Data records for software interfaces

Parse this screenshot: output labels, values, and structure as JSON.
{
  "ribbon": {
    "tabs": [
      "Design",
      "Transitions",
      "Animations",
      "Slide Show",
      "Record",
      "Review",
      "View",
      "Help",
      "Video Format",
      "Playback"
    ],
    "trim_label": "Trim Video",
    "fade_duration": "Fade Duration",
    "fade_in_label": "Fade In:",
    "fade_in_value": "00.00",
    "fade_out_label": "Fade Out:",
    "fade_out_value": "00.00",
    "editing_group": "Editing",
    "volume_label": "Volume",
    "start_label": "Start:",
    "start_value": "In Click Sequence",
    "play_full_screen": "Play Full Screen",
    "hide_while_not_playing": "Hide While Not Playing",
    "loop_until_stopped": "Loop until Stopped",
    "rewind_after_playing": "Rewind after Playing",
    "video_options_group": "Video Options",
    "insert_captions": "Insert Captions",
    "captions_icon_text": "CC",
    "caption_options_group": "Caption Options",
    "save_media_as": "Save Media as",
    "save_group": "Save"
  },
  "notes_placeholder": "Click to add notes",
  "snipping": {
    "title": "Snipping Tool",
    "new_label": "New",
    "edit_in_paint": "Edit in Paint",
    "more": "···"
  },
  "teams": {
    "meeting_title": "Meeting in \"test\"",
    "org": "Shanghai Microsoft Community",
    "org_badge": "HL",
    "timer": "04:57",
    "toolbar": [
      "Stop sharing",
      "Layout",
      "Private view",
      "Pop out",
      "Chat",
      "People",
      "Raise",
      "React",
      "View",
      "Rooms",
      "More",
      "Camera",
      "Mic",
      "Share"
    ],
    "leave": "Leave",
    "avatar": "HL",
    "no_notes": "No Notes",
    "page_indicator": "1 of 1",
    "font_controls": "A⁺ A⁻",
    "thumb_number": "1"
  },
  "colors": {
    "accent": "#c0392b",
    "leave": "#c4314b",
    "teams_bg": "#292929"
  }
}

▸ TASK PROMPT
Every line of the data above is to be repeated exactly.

▸ SOLUTION TO THIS EXERCISE
Parse this screenshot: output labels, values, and structure as JSON.
{
  "ribbon": {
    "tabs": [
      "Design",
      "Transitions",
      "Animations",
      "Slide Show",
      "Record",
      "Review",
      "View",
      "Help",
      "Video Format",
      "Playback"
    ],
    "trim_label": "Trim Video",
    "fade_duration": "Fade Duration",
    "fade_in_label": "Fade In:",
    "fade_in_value": "00.00",
    "fade_out_label": "Fade Out:",
    "fade_out_value": "00.00",
    "editing_group": "Editing",
    "volume_label": "Volume",
    "start_label": "Start:",
    "start_value": "In Click Sequence",
    "play_full_screen": "Play Full Screen",
    "hide_while_not_playing": "Hide While Not Playing",
    "loop_until_stopped": "Loop until Stopped",
    "rewind_after_playing": "Rewind after Playing",
    "video_options_group": "Video Options",
    "insert_captions": "Insert Captions",
    "captions_icon_text": "CC",
    "caption_options_group": "Caption Options",
    "save_media_as": "Save Media as",
    "save_group": "Save"
  },
  "notes_placeholder": "Click to add notes",
  "snipping": {
    "title": "Snipping Tool",
    "new_label": "New",
    "edit_in_paint": "Edit in Paint",
    "more": "···"
  },
  "teams": {
    "meeting_title": "Meeting in \"test\"",
    "org": "Shanghai Microsoft Community",
    "org_badge": "HL",
    "timer": "04:57",
    "toolbar": [
      "Stop sharing",
      "Layout",
      "Private view",
      "Pop out",
      "Chat",
      "People",
      "Raise",
      "React",
      "View",
      "Rooms",
      "More",
      "Camera",
      "Mic",
      "Share"
    ],
    "leave": "Leave",
    "avatar": "HL",
    "no_notes": "No Notes",
    "page_indicator": "1 of 1",
    "font_controls": "A⁺ A⁻",
    "thumb_number": "1"
  },
  "colors": {
    "accent": "#c0392b",
    "leave": "#c4314b",
    "teams_bg": "#292929"
  }
}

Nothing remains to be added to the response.